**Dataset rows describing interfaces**
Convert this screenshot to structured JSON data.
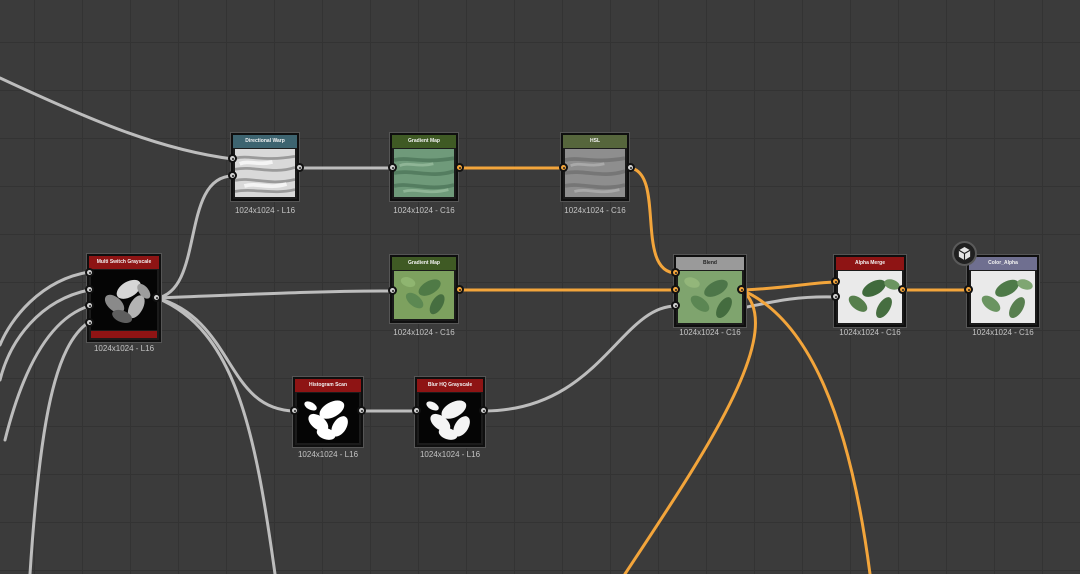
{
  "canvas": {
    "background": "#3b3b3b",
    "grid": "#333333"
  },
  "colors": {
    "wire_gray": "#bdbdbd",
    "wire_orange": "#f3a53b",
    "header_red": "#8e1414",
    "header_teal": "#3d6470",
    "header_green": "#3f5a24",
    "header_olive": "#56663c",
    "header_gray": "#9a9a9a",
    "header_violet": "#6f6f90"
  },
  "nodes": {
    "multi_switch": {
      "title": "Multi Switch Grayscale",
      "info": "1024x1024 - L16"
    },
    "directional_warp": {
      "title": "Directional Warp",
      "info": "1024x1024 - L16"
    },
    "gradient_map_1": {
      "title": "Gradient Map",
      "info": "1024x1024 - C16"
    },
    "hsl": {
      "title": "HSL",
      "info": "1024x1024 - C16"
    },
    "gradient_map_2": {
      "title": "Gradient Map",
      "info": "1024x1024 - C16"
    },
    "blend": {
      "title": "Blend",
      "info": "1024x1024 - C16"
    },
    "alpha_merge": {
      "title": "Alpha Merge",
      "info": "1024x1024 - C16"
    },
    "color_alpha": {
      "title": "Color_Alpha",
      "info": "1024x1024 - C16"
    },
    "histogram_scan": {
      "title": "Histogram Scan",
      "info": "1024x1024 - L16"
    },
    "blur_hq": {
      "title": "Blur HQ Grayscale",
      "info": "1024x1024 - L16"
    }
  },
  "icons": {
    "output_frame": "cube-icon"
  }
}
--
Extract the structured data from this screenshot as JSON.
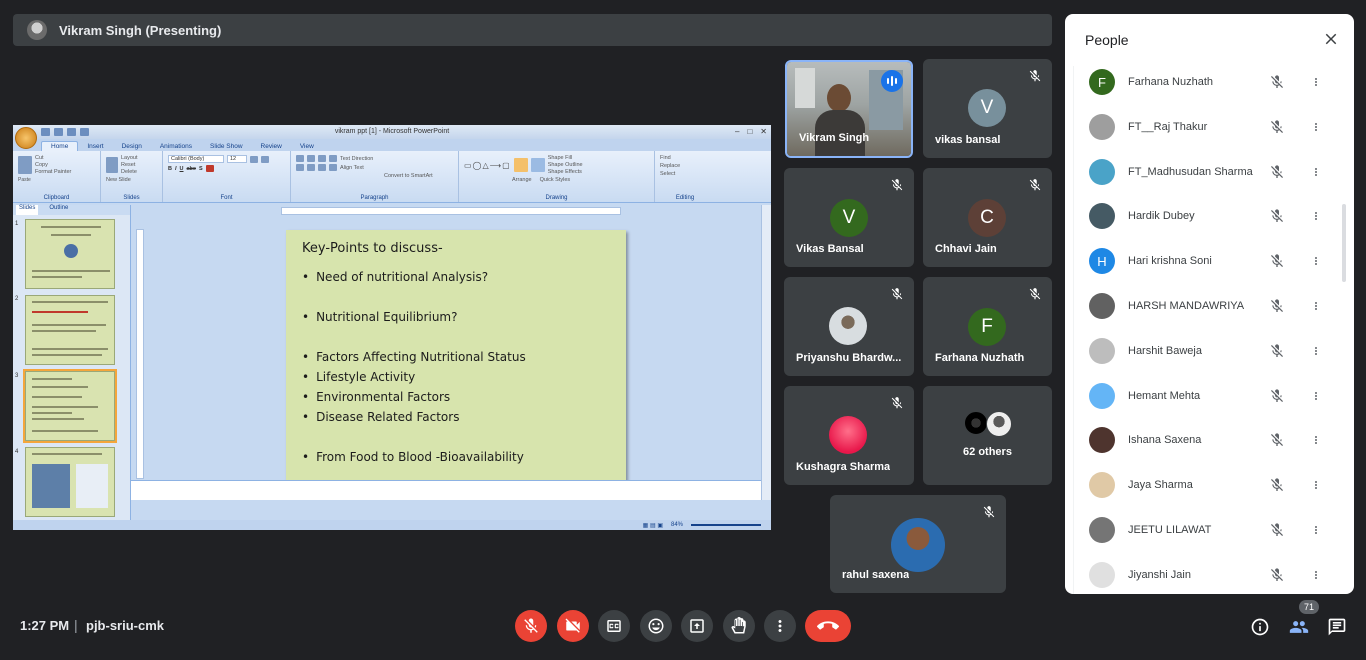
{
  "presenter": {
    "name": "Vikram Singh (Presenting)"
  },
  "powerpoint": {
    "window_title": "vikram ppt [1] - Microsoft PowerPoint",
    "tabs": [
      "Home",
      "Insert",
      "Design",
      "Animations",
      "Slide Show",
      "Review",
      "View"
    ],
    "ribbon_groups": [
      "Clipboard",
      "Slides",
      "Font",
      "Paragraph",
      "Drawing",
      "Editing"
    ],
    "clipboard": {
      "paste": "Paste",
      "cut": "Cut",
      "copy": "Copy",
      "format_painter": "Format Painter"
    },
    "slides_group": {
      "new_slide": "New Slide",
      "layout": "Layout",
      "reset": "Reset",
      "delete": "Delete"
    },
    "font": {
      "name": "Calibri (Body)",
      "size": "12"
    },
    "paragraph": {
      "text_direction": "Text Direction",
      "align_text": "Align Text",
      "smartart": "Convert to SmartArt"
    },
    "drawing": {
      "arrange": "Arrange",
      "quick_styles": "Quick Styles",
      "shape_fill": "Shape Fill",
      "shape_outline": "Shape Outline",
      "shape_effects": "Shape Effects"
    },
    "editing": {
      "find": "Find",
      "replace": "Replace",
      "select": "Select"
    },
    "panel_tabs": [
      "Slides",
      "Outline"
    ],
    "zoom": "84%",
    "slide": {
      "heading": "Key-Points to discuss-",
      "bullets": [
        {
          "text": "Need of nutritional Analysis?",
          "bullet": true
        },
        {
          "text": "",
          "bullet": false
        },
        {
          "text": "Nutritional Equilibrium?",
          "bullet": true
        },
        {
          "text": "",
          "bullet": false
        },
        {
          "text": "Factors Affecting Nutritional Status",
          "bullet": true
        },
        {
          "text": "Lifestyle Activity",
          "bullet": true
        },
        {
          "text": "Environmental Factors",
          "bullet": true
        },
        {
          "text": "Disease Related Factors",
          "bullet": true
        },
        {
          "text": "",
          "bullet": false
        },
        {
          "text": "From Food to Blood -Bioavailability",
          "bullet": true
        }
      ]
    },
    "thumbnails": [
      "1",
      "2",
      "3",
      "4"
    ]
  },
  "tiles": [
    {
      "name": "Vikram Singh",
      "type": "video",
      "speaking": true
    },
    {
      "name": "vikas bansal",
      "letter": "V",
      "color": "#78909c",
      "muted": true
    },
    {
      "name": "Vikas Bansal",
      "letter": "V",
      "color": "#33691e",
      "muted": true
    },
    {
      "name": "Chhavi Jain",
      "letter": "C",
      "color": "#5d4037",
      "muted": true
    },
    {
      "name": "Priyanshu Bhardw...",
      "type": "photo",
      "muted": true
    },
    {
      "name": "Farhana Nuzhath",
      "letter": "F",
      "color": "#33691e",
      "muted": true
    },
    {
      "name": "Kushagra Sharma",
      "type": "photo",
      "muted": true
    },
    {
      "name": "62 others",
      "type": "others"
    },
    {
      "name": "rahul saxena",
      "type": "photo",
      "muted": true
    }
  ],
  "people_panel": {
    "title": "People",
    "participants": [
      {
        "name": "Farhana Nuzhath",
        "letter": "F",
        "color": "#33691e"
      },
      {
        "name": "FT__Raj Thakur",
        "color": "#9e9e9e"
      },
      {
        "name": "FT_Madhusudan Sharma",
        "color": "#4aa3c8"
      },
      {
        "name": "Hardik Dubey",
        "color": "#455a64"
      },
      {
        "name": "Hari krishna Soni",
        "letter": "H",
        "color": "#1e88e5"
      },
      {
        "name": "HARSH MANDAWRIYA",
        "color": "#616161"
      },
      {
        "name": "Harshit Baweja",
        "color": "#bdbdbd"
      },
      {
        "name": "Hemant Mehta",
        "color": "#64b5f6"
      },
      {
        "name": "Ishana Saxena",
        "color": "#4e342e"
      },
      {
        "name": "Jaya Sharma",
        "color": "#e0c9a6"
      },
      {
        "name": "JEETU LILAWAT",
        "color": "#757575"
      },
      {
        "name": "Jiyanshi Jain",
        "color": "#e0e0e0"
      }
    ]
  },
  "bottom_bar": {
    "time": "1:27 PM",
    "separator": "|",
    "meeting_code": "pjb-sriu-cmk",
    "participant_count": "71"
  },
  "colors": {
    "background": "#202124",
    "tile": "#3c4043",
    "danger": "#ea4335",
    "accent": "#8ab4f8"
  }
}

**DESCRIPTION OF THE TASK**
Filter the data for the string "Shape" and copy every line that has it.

**ANSWER SPACE**
      "shape_fill": "Shape Fill",
      "shape_outline": "Shape Outline",
      "shape_effects": "Shape Effects"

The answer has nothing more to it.